We’ve done a number of stories in recent months on schools around the country going solar. Schools have a number of strong motivations for installing solar, the most obvious being the savings — which many of them sorely need. Schools can also use solar as an educational tool, serve as a model for their community, and help promote the health of their community by cutting emissions.
However, schools — or at least, school districts — have often had to find their way on their own. In spite of the increasing number of schools with solar, and the clear benefits, installing a solar system on a school can still be tricky, and many schools are not yet part of the trend. Now there’s help to change this.
Today, nonprofit organizations and solar companies from across the nation announced the launch of the National Solar Schools Consortium at the National Science Teachers Association (NSTA) Conference in Boston.
The goal of the Consortium is to act as a unified voice for the growing solar schools movement. The Consortium will promote the use of solar energy on K-12 and post-secondary schools, consolidate and coordinate current and future solar curriculum and resource development, and provide tools to help schools explore solar energy options both on campus and in the surrounding community.

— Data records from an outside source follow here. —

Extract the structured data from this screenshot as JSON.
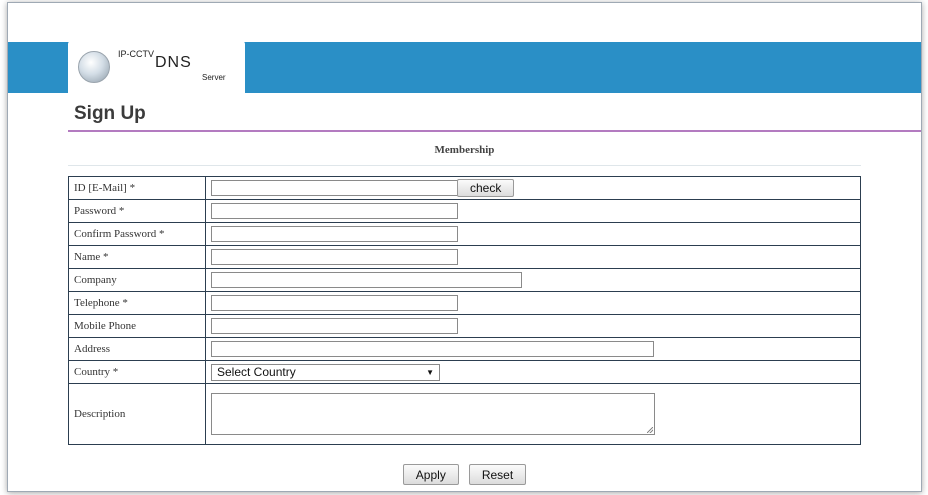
{
  "header": {
    "logo_ip_cctv": "IP-CCTV",
    "logo_dns": "DNS",
    "logo_server": "Server",
    "banner_color": "#2a8fc6"
  },
  "page": {
    "title": "Sign Up",
    "section_title": "Membership",
    "accent_color": "#b37bc0"
  },
  "form": {
    "id_label": "ID [E-Mail] *",
    "id_value": "",
    "check_button": "check",
    "password_label": "Password *",
    "password_value": "",
    "confirm_password_label": "Confirm Password *",
    "confirm_password_value": "",
    "name_label": "Name *",
    "name_value": "",
    "company_label": "Company",
    "company_value": "",
    "telephone_label": "Telephone *",
    "telephone_value": "",
    "mobile_label": "Mobile Phone",
    "mobile_value": "",
    "address_label": "Address",
    "address_value": "",
    "country_label": "Country *",
    "country_selected": "Select Country",
    "description_label": "Description",
    "description_value": ""
  },
  "actions": {
    "apply": "Apply",
    "reset": "Reset"
  }
}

“It’s estimated that thousands of schools across America have already installed solar panels – but tens of thousands of others are still tethered to fossil fuels,” said Prof. Sharon Dannels, Chair of the Educational Leadership Department at the GW Graduate School of Education and Human Development. “According to a recent study of California schools, an average-sized 313 kilowatt solar system prevents the emission of an estimated 200 pounds of smog-forming pollution a year.”
To kick off its efforts, Consortium representatives are presenting at several workshops at the NSTA Conference. Interested stakeholders can also communicate their needs for solar at their schools by completing a brief form on the Consortium website.
“More and more schools across the country are discovering the benefits of going solar,” said Rhone Resch, president and CEO of the Solar Energy Industries Association (SEIA). “Today, solar is the fastest-growing source of renewable energy in America, creating thousands of new jobs, pumping billions of dollars into the U.S. economy and helping to reduce pollution. For schools, solar can provide a curriculum where science, economics and the environment all intersect. SEIA is honored to be part of the National Solar Schools Consortium.”
The Consortium comprises representatives of leading environmental, educational, and solar-focused nonprofit organizations, as well as for-profit solar businesses. Founding Consortium members include the Brian D. Robertson Memorial Solar Schools Fund, Community Power Network, Elephant Energy, the Foundation for Environmental Education, KidWind, Make It Right Solar, Mosaic, the National Energy Education Development (NEED) Project, the Natural Resources Defense Council, the Solar Energy Industries Association, The Solar Foundation, SolSolution, The Three Birds Foundation, and Women in Solar. For more information on joining the Consortium, contact Andrea Luecke.